  2. aAll n = 87 Group ORG, n = 66 Group ORG + Tracker (sex and job category); n = 86 Group ORG (weekday work hours/day), n = 81 Group ORG (FTE, education), n = 80 Group ORG (age), n = 64 Group ORG + Tracker (FTE), n = 63 Group ORG + Tracker (weekday work hours/day, age, education); n = 77 Group ORG, n = 58 Group ORG + Tracker (musculoskeletal items; smoking status); n = 74 Group ORG, n = 55 Group ORG + Tracker (job control); n = 72 Group ORG, n = 56 Group ORG + Tracker (quality of life); n = 75 Group ORG, n = 56 Group ORG + Tracker (other questionnaire data); n = 68 Group ORG, n = 50 Group ORG + Tracker (BMI); n = 85 Group ORG, n = 64 Group ORG + Tracker (activity data); n = 84 Group ORG, n = 62 Group ORG + Tracker (work activity data)

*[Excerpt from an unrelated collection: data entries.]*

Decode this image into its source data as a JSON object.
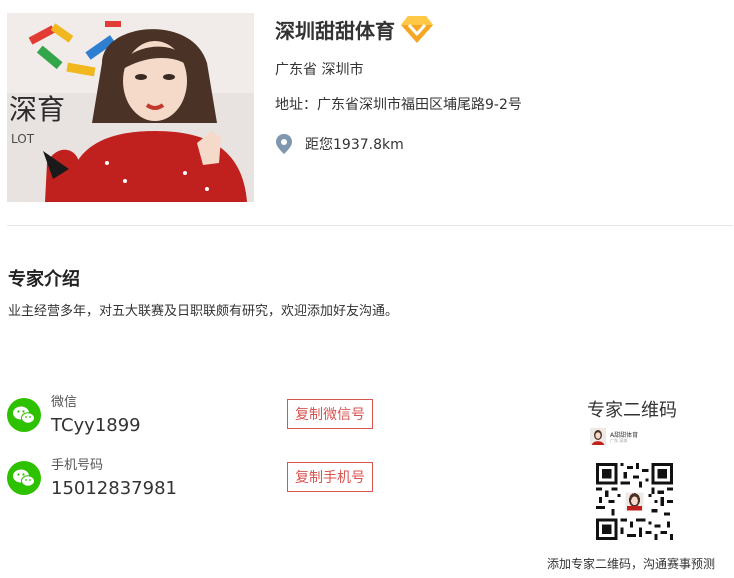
{
  "shop": {
    "name": "深圳甜甜体育",
    "region": "广东省 深圳市",
    "address": "地址：广东省深圳市福田区埔尾路9-2号",
    "distance": "距您1937.8km"
  },
  "intro": {
    "title": "专家介绍",
    "text": "业主经营多年，对五大联赛及日职联颇有研究，欢迎添加好友沟通。"
  },
  "contacts": {
    "wechat": {
      "label": "微信",
      "value": "TCyy1899",
      "button": "复制微信号"
    },
    "phone": {
      "label": "手机号码",
      "value": "15012837981",
      "button": "复制手机号"
    }
  },
  "qr": {
    "title": "专家二维码",
    "card_name": "A甜甜体育",
    "card_sub": "广东 深圳",
    "caption": "添加专家二维码，沟通赛事预测"
  },
  "colors": {
    "accent_red": "#d9534f",
    "wechat_green": "#2dc100",
    "pin_gray": "#7f98b0",
    "badge_gold": "#f5a623"
  },
  "icons": {
    "badge": "diamond-icon",
    "location": "location-pin-icon",
    "wechat": "wechat-icon"
  }
}
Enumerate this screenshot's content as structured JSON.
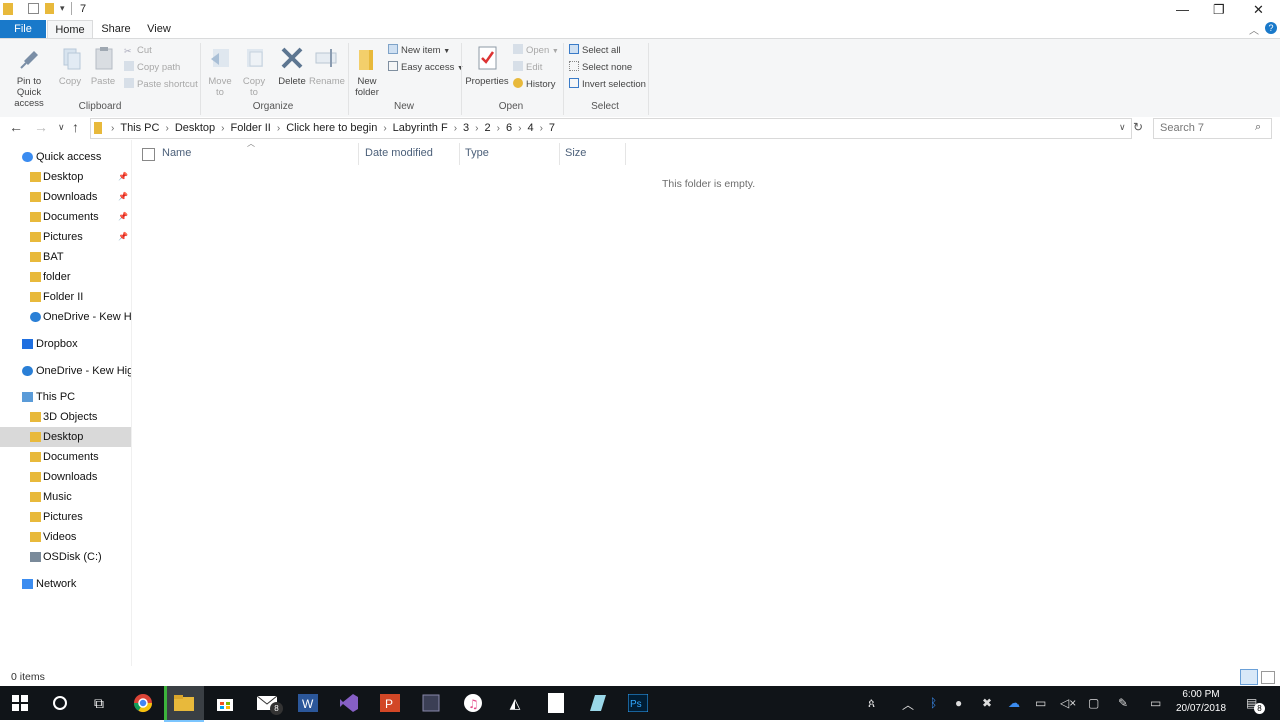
{
  "window": {
    "title": "7",
    "controls": {
      "minimize": "—",
      "restore": "❐",
      "close": "✕"
    }
  },
  "tabs": [
    "File",
    "Home",
    "Share",
    "View"
  ],
  "ribbon": {
    "clipboard": {
      "label": "Clipboard",
      "pin": "Pin to Quick access",
      "copy": "Copy",
      "paste": "Paste",
      "cut": "Cut",
      "copy_path": "Copy path",
      "paste_shortcut": "Paste shortcut"
    },
    "organize": {
      "label": "Organize",
      "move_to": "Move to",
      "copy_to": "Copy to",
      "delete": "Delete",
      "rename": "Rename"
    },
    "new": {
      "label": "New",
      "new_folder": "New folder",
      "new_item": "New item",
      "easy_access": "Easy access"
    },
    "open": {
      "label": "Open",
      "properties": "Properties",
      "open": "Open",
      "edit": "Edit",
      "history": "History"
    },
    "select": {
      "label": "Select",
      "select_all": "Select all",
      "select_none": "Select none",
      "invert_selection": "Invert selection"
    }
  },
  "address": {
    "crumbs": [
      "This PC",
      "Desktop",
      "Folder II",
      "Click here to begin",
      "Labyrinth F",
      "3",
      "2",
      "6",
      "4",
      "7"
    ],
    "search_placeholder": "Search 7"
  },
  "nav": [
    {
      "label": "Quick access",
      "icon": "star-icon",
      "indent": 0
    },
    {
      "label": "Desktop",
      "icon": "folder-icon",
      "indent": 1,
      "pinned": true
    },
    {
      "label": "Downloads",
      "icon": "folder-icon",
      "indent": 1,
      "pinned": true
    },
    {
      "label": "Documents",
      "icon": "folder-icon",
      "indent": 1,
      "pinned": true
    },
    {
      "label": "Pictures",
      "icon": "folder-icon",
      "indent": 1,
      "pinned": true
    },
    {
      "label": "BAT",
      "icon": "folder-icon",
      "indent": 1
    },
    {
      "label": "folder",
      "icon": "folder-icon",
      "indent": 1
    },
    {
      "label": "Folder II",
      "icon": "folder-icon",
      "indent": 1
    },
    {
      "label": "OneDrive - Kew Hig",
      "icon": "cloud-icon",
      "indent": 1
    },
    {
      "label": "Dropbox",
      "icon": "dropbox-icon",
      "indent": 0
    },
    {
      "label": "OneDrive - Kew High",
      "icon": "cloud-icon",
      "indent": 0
    },
    {
      "label": "This PC",
      "icon": "computer-icon",
      "indent": 0
    },
    {
      "label": "3D Objects",
      "icon": "folder-icon",
      "indent": 1
    },
    {
      "label": "Desktop",
      "icon": "folder-icon",
      "indent": 1,
      "selected": true
    },
    {
      "label": "Documents",
      "icon": "folder-icon",
      "indent": 1
    },
    {
      "label": "Downloads",
      "icon": "folder-icon",
      "indent": 1
    },
    {
      "label": "Music",
      "icon": "folder-icon",
      "indent": 1
    },
    {
      "label": "Pictures",
      "icon": "folder-icon",
      "indent": 1
    },
    {
      "label": "Videos",
      "icon": "folder-icon",
      "indent": 1
    },
    {
      "label": "OSDisk (C:)",
      "icon": "drive-icon",
      "indent": 1
    },
    {
      "label": "Network",
      "icon": "network-icon",
      "indent": 0
    }
  ],
  "columns": [
    "Name",
    "Date modified",
    "Type",
    "Size"
  ],
  "empty_message": "This folder is empty.",
  "status": "0 items",
  "taskbar": {
    "time": "6:00 PM",
    "date": "20/07/2018",
    "mail_badge": "8",
    "notification_badge": "8"
  },
  "colors": {
    "accent": "#1979ca",
    "folder": "#e8b93b",
    "taskbar": "#101418"
  }
}
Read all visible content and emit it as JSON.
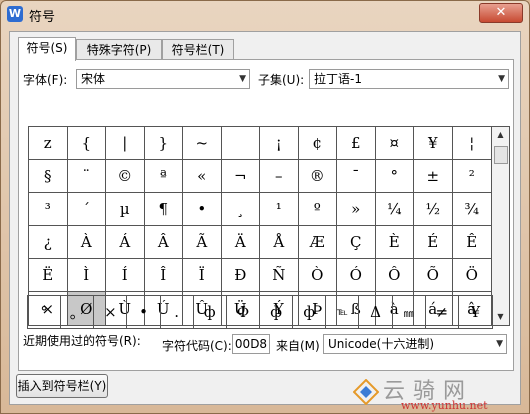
{
  "window": {
    "title": "符号",
    "app_icon": "W",
    "close_glyph": "✕"
  },
  "tabs": [
    "符号(S)",
    "特殊字符(P)",
    "符号栏(T)"
  ],
  "font": {
    "label": "字体(F):",
    "value": "宋体"
  },
  "subset": {
    "label": "子集(U):",
    "value": "拉丁语-1"
  },
  "symbols": [
    "z",
    "{",
    "|",
    "}",
    "~",
    " ",
    "¡",
    "¢",
    "£",
    "¤",
    "¥",
    "¦",
    "§",
    "¨",
    "©",
    "ª",
    "«",
    "¬",
    "–",
    "®",
    "¯",
    "°",
    "±",
    "²",
    "³",
    "´",
    "µ",
    "¶",
    "•",
    "¸",
    "¹",
    "º",
    "»",
    "¼",
    "½",
    "¾",
    "¿",
    "À",
    "Á",
    "Â",
    "Ã",
    "Ä",
    "Å",
    "Æ",
    "Ç",
    "È",
    "É",
    "Ê",
    "Ë",
    "Ì",
    "Í",
    "Î",
    "Ï",
    "Ð",
    "Ñ",
    "Ò",
    "Ó",
    "Ô",
    "Õ",
    "Ö",
    "×",
    "Ø",
    "Ù",
    "Ú",
    "Û",
    "Ü",
    "Ý",
    "Þ",
    "ß",
    "à",
    "á",
    "â"
  ],
  "selected_symbol": "Ø",
  "recent": {
    "label": "近期使用过的符号(R):",
    "items": [
      "°",
      "。",
      "×",
      "•",
      ".",
      "ф",
      "Ф",
      "ф",
      "ф",
      "℡",
      "Δ",
      "㎜",
      "≠",
      "¥"
    ]
  },
  "char_code": {
    "label": "字符代码(C):",
    "value": "00D8"
  },
  "from": {
    "label": "来自(M)",
    "value": "Unicode(十六进制)"
  },
  "insert_button": "插入到符号栏(Y)",
  "watermark": {
    "cn": "云骑网",
    "url": "www.yunhu.net"
  },
  "colors": {
    "close": "#c74a32",
    "selected_cell": "#c8c8c8",
    "app_icon": "#2e6cd1"
  }
}
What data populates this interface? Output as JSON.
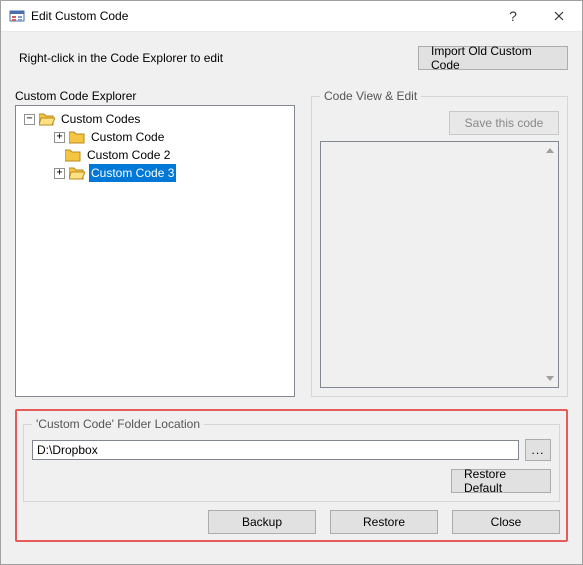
{
  "window": {
    "title": "Edit Custom Code"
  },
  "top": {
    "instruction": "Right-click in the Code Explorer to edit",
    "import_button": "Import Old Custom Code"
  },
  "explorer": {
    "label": "Custom Code Explorer",
    "root": "Custom Codes",
    "items": [
      {
        "label": "Custom Code"
      },
      {
        "label": "Custom Code 2"
      },
      {
        "label": "Custom Code 3"
      }
    ]
  },
  "codeview": {
    "legend": "Code View & Edit",
    "save_button": "Save this code",
    "content": ""
  },
  "folder": {
    "legend": "'Custom Code' Folder Location",
    "path": "D:\\Dropbox",
    "browse": "...",
    "restore": "Restore Default"
  },
  "buttons": {
    "backup": "Backup",
    "restore": "Restore",
    "close": "Close"
  }
}
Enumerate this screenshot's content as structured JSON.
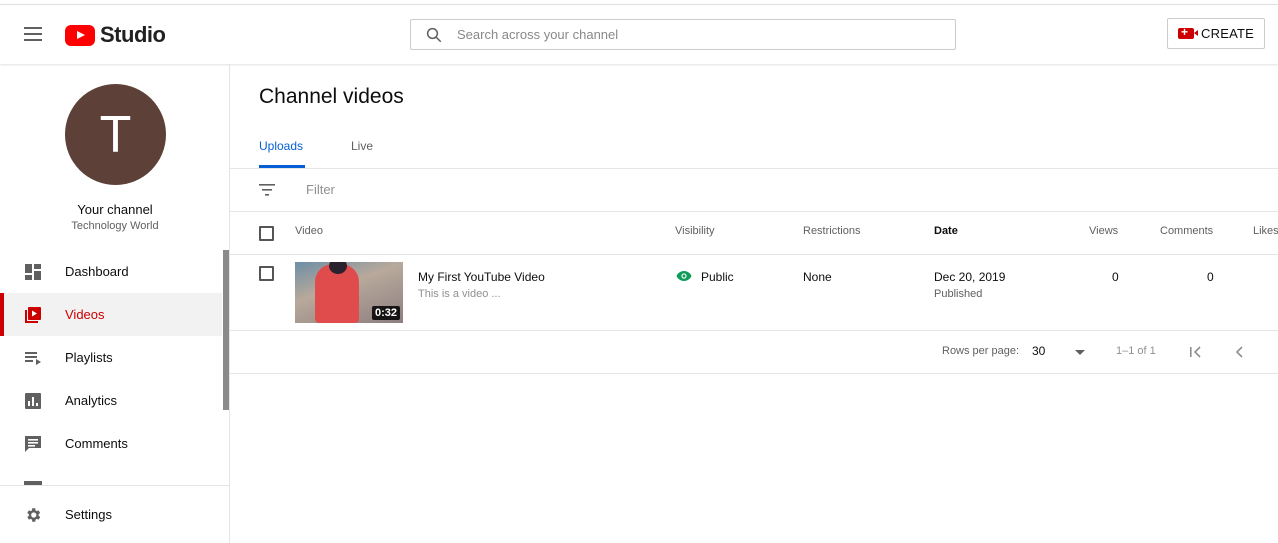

  3. bincludes one borderline underweight participant
  4. cAverage weekday work hours were calculated from baseline work diaries
  5. dThe 36-item version of the Nordic Musculoskeletal Questionnaire [39], modified to measure problems in the last month. Issues identified as causing trouble were collapsed into categories of upper body problems (e.g., neck, shoulders, elbows, and wrists/hands), back problems (e.g., upper back, lower back, and hips/thighs/buttocks) or lower extremity problems (e.g., knees, and ankles/feet)
  6. e1 to 10 scale, higher numbers indicate more favourable workplace scores, or greater stress levels
  7. f1 to 100 scale, higher numbers indicate better quality of life